One Friday afternoon in 2010, Pat Contri got the Facebook message of every videogame collector’s dreams. A friend who worked at the local game store started texting him cryptic photographs of something a customer had just traded in.
He stared at the blurry, gray-and-green pictures. What at first looked like a row of shelves, he eventually realized, was a close-up of several exposed DIP switches. Just then, like a Tetris block dropping neatly into place, it clicked. Contri slammed his finger on the “Call” button.
“You better not be fucking with me,” he said the second his friend Ian picked up. On the other end of the line, Ian sounded like he was hyperventilating.
“It just … walked into the store,” Ian said.
Contri owned hundreds of Nintendo games, almost the full set, but what had “walked into the store” was something he’d never laid eyes on before: A Nintendo World Championships cartridge. Only a handful were known to exist, and they commanded upward of $5,000 each from collectors.

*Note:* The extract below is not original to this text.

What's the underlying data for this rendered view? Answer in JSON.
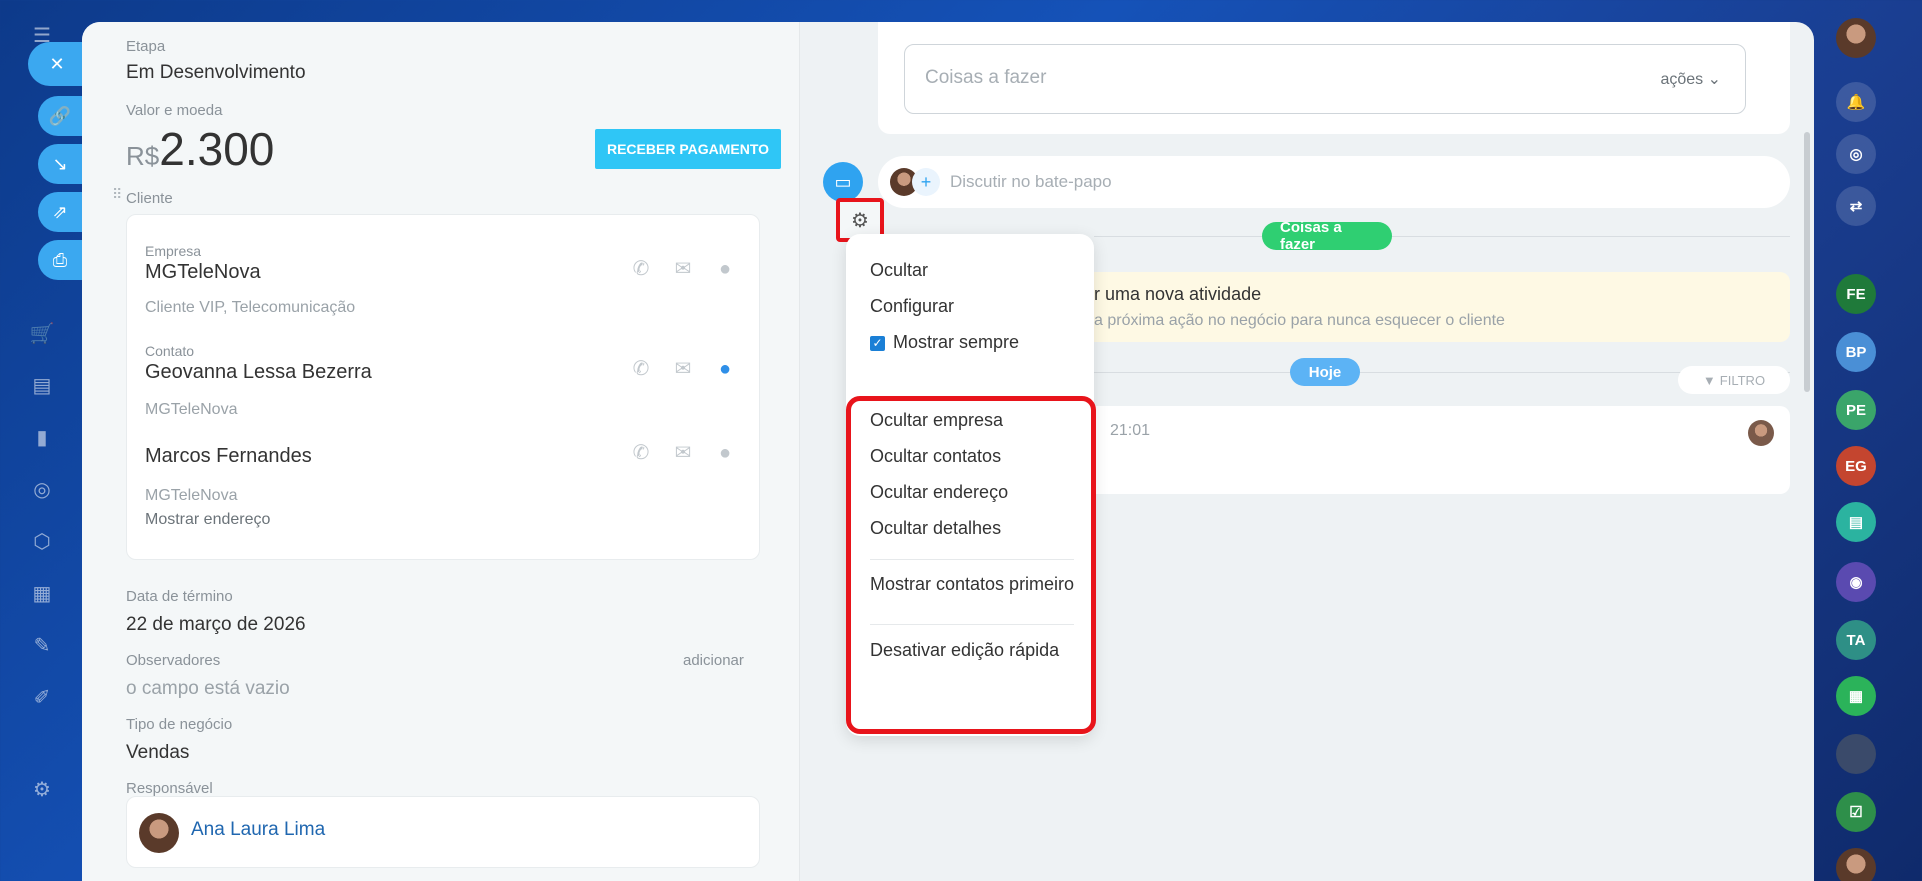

Now one of the incredibly rare cartridges — known to hard-core Nintendo collectors as the Holy Grail — had randomly shown up a mile away from Contri. “It’s almost like I was destined to have it,” he said.
Like baseball cards and comic books, videogame collecting is fast becoming a popular and expensive hobby. Collectors share (and sometimes hoard) information in online forums, print up price lists, and meet up to buy and sell vintage games at shows like the Portland Retro Gaming Expo. No matter how obscure the old game hardware, there’s a subgroup of collectors devoted to cataloging everything released for it.
The hottest area of collecting today is the classic Nintendo Entertainment System. Released in 1985, the 8-bit NES dominated the videogame landscape to an extent that no single game machine has since.
“Kids nowadays that have an Xbox 360 or a PlayStation don’t realize how large a part of everyone’s childhood [Nintendo] was,” says collector Contri. “It was all anyone knew about.”
Nintendo sold 34 million Nintendo Entertainment Systems in the United States alone and more than 200 million games. Most of those titles are worth a couple of bucks today, far less than their original $30 or $40 retail prices. But as more and more people get into the hobby and start building out their collections, prices on harder-to-find games have been skyrocketing.
Mint-condition copies of early educational game Donkey Kong Jr. Math have sold for north of $500. Complete editions of The Flintstones: Surprise at Dinosaur Peak demand even more than that. These are not fun games. They’re just difficult to find, especially with their original boxes and instruction manuals. Examples of these games still in their original shrink-wrap packaging routinely fetch thousands of dollars.
And then there’s the Holy Grail.
Every serious collector knows about it. Many dream of finding one, but few have ever seen one in person.
It’s covered in shining gold — well, gold paint, actually — but to a Nintendo collector, it’s more rare and valuable than any precious metal. The Nintendo World Championships cartridges contain the unique three-game, six-minute triathlon challenge the company used to find the best Nintendo players in America during the summer of 1990.
‘That cartridge is infamous.’
“That cartridge is infamous,” says Nintendo collector Jason Wilson. “Everybody is aware of the 1990 World Championships. It may not be the rarest item out there … it’s just the most well-known.”
There are two versions of the cartridge: There are gray-colored ones that were given to the 90 finalists in the Nintendo World Championships, hard-won prizes for a grueling gaming competition that consumed the lives and thumbs of thousands of Nintendo maniacs one long summer in 1990. Many remain undiscovered.
And then there are the 26 gold cartridges awarded in a Nintendo Power magazine contest. These became the most valuable Nintendo games in existence, valued at somewhere between $15,000 and $20,000 — and rising. Of the 26 gold cartridges Nintendo made, only 13 have been found.
Wired.com tracked down some of the Nintendo World Championships participants and serious videogame collectors whose lives have touched by these coveted artifacts of a bygone 8-bit era. Here are their stories.